> [EXERCISE]
The answer should consist of all the entries, repeated word for word.

> [EXERCISE MATERIALS]
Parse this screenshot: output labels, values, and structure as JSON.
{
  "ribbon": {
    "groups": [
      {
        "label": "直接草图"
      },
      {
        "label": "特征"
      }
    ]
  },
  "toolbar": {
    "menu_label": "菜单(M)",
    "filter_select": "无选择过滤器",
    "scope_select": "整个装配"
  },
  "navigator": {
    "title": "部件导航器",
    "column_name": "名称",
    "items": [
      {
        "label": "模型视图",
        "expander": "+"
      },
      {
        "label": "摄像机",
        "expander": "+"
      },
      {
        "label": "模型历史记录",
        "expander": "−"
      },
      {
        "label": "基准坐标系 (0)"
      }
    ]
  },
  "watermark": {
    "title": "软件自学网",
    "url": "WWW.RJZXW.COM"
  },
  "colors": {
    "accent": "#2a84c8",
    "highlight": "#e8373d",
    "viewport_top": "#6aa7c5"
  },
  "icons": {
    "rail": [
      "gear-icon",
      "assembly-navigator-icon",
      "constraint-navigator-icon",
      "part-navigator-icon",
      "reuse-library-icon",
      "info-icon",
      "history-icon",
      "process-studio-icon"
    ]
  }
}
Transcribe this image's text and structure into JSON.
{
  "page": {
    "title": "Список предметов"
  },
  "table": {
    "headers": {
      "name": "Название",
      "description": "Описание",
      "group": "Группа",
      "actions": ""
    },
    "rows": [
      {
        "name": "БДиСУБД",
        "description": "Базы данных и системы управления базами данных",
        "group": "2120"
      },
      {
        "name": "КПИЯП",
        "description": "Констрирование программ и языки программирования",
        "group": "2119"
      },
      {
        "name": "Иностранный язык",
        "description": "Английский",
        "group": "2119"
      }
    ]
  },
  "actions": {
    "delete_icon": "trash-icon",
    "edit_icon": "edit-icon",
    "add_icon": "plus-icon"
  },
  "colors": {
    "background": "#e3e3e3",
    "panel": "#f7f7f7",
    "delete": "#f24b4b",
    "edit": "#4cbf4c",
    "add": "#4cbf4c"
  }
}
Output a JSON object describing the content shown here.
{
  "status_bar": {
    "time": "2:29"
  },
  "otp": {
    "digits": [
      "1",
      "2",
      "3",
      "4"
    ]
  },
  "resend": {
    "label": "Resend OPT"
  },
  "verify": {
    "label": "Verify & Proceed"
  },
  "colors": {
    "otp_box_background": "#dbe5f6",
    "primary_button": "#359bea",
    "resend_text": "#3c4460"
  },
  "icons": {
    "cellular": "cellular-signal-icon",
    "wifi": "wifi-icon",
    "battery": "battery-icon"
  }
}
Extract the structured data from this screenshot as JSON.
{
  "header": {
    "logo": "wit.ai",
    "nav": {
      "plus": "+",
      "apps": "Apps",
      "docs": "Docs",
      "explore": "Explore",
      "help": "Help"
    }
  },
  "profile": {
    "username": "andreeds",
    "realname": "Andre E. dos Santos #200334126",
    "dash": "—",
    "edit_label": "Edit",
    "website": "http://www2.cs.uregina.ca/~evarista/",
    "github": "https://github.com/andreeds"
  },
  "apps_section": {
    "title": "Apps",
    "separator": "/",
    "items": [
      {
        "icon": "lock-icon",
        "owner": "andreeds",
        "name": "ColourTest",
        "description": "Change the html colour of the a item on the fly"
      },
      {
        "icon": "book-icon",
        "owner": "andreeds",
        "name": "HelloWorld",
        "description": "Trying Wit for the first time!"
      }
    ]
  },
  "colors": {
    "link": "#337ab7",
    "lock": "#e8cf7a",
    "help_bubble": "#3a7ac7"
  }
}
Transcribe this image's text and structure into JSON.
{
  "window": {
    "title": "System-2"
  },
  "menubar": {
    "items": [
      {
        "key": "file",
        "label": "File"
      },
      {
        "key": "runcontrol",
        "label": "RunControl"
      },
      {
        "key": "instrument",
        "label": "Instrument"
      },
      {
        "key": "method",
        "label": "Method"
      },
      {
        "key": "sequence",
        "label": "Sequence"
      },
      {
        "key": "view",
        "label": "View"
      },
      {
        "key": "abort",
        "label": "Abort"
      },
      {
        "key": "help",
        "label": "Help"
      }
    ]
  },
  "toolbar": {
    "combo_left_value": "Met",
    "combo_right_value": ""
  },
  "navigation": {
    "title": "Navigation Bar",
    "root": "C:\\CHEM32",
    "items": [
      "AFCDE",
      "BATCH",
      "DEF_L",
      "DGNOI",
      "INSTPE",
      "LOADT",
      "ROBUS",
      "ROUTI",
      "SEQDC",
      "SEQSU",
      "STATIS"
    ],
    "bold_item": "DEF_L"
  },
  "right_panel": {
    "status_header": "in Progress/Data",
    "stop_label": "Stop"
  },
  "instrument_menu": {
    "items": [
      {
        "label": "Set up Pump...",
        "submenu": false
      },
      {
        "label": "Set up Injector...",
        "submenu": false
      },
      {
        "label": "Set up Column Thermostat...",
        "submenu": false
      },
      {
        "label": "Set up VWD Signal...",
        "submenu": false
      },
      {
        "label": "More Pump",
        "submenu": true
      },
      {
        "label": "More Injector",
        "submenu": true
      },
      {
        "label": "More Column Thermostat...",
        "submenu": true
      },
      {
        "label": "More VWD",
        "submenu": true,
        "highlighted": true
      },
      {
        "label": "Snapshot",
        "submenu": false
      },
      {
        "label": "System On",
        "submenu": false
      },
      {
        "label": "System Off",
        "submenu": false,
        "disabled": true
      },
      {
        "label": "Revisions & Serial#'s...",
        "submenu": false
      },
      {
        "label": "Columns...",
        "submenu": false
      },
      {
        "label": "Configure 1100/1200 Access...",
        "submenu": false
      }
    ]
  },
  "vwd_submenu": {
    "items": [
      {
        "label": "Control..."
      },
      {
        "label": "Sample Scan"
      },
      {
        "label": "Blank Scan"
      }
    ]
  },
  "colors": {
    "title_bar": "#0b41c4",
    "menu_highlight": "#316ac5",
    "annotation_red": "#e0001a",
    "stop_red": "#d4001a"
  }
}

> [RESPONSE AREA]
Parse this screenshot: output labels, values, and structure as JSON.
{
  "ribbon": {
    "groups": [
      {
        "label": "直接草图"
      },
      {
        "label": "特征"
      }
    ]
  },
  "toolbar": {
    "menu_label": "菜单(M)",
    "filter_select": "无选择过滤器",
    "scope_select": "整个装配"
  },
  "navigator": {
    "title": "部件导航器",
    "column_name": "名称",
    "items": [
      {
        "label": "模型视图",
        "expander": "+"
      },
      {
        "label": "摄像机",
        "expander": "+"
      },
      {
        "label": "模型历史记录",
        "expander": "−"
      },
      {
        "label": "基准坐标系 (0)"
      }
    ]
  },
  "watermark": {
    "title": "软件自学网",
    "url": "WWW.RJZXW.COM"
  },
  "colors": {
    "accent": "#2a84c8",
    "highlight": "#e8373d",
    "viewport_top": "#6aa7c5"
  },
  "icons": {
    "rail": [
      "gear-icon",
      "assembly-navigator-icon",
      "constraint-navigator-icon",
      "part-navigator-icon",
      "reuse-library-icon",
      "info-icon",
      "history-icon",
      "process-studio-icon"
    ]
  }
}
Transcribe this image's text and structure into JSON.
{
  "page": {
    "title": "Список предметов"
  },
  "table": {
    "headers": {
      "name": "Название",
      "description": "Описание",
      "group": "Группа",
      "actions": ""
    },
    "rows": [
      {
        "name": "БДиСУБД",
        "description": "Базы данных и системы управления базами данных",
        "group": "2120"
      },
      {
        "name": "КПИЯП",
        "description": "Констрирование программ и языки программирования",
        "group": "2119"
      },
      {
        "name": "Иностранный язык",
        "description": "Английский",
        "group": "2119"
      }
    ]
  },
  "actions": {
    "delete_icon": "trash-icon",
    "edit_icon": "edit-icon",
    "add_icon": "plus-icon"
  },
  "colors": {
    "background": "#e3e3e3",
    "panel": "#f7f7f7",
    "delete": "#f24b4b",
    "edit": "#4cbf4c",
    "add": "#4cbf4c"
  }
}
Output a JSON object describing the content shown here.
{
  "status_bar": {
    "time": "2:29"
  },
  "otp": {
    "digits": [
      "1",
      "2",
      "3",
      "4"
    ]
  },
  "resend": {
    "label": "Resend OPT"
  },
  "verify": {
    "label": "Verify & Proceed"
  },
  "colors": {
    "otp_box_background": "#dbe5f6",
    "primary_button": "#359bea",
    "resend_text": "#3c4460"
  },
  "icons": {
    "cellular": "cellular-signal-icon",
    "wifi": "wifi-icon",
    "battery": "battery-icon"
  }
}
Extract the structured data from this screenshot as JSON.
{
  "header": {
    "logo": "wit.ai",
    "nav": {
      "plus": "+",
      "apps": "Apps",
      "docs": "Docs",
      "explore": "Explore",
      "help": "Help"
    }
  },
  "profile": {
    "username": "andreeds",
    "realname": "Andre E. dos Santos #200334126",
    "dash": "—",
    "edit_label": "Edit",
    "website": "http://www2.cs.uregina.ca/~evarista/",
    "github": "https://github.com/andreeds"
  },
  "apps_section": {
    "title": "Apps",
    "separator": "/",
    "items": [
      {
        "icon": "lock-icon",
        "owner": "andreeds",
        "name": "ColourTest",
        "description": "Change the html colour of the a item on the fly"
      },
      {
        "icon": "book-icon",
        "owner": "andreeds",
        "name": "HelloWorld",
        "description": "Trying Wit for the first time!"
      }
    ]
  },
  "colors": {
    "link": "#337ab7",
    "lock": "#e8cf7a",
    "help_bubble": "#3a7ac7"
  }
}
Transcribe this image's text and structure into JSON.
{
  "window": {
    "title": "System-2"
  },
  "menubar": {
    "items": [
      {
        "key": "file",
        "label": "File"
      },
      {
        "key": "runcontrol",
        "label": "RunControl"
      },
      {
        "key": "instrument",
        "label": "Instrument"
      },
      {
        "key": "method",
        "label": "Method"
      },
      {
        "key": "sequence",
        "label": "Sequence"
      },
      {
        "key": "view",
        "label": "View"
      },
      {
        "key": "abort",
        "label": "Abort"
      },
      {
        "key": "help",
        "label": "Help"
      }
    ]
  },
  "toolbar": {
    "combo_left_value": "Met",
    "combo_right_value": ""
  },
  "navigation": {
    "title": "Navigation Bar",
    "root": "C:\\CHEM32",
    "items": [
      "AFCDE",
      "BATCH",
      "DEF_L",
      "DGNOI",
      "INSTPE",
      "LOADT",
      "ROBUS",
      "ROUTI",
      "SEQDC",
      "SEQSU",
      "STATIS"
    ],
    "bold_item": "DEF_L"
  },
  "right_panel": {
    "status_header": "in Progress/Data",
    "stop_label": "Stop"
  },
  "instrument_menu": {
    "items": [
      {
        "label": "Set up Pump...",
        "submenu": false
      },
      {
        "label": "Set up Injector...",
        "submenu": false
      },
      {
        "label": "Set up Column Thermostat...",
        "submenu": false
      },
      {
        "label": "Set up VWD Signal...",
        "submenu": false
      },
      {
        "label": "More Pump",
        "submenu": true
      },
      {
        "label": "More Injector",
        "submenu": true
      },
      {
        "label": "More Column Thermostat...",
        "submenu": true
      },
      {
        "label": "More VWD",
        "submenu": true,
        "highlighted": true
      },
      {
        "label": "Snapshot",
        "submenu": false
      },
      {
        "label": "System On",
        "submenu": false
      },
      {
        "label": "System Off",
        "submenu": false,
        "disabled": true
      },
      {
        "label": "Revisions & Serial#'s...",
        "submenu": false
      },
      {
        "label": "Columns...",
        "submenu": false
      },
      {
        "label": "Configure 1100/1200 Access...",
        "submenu": false
      }
    ]
  },
  "vwd_submenu": {
    "items": [
      {
        "label": "Control..."
      },
      {
        "label": "Sample Scan"
      },
      {
        "label": "Blank Scan"
      }
    ]
  },
  "colors": {
    "title_bar": "#0b41c4",
    "menu_highlight": "#316ac5",
    "annotation_red": "#e0001a",
    "stop_red": "#d4001a"
  }
}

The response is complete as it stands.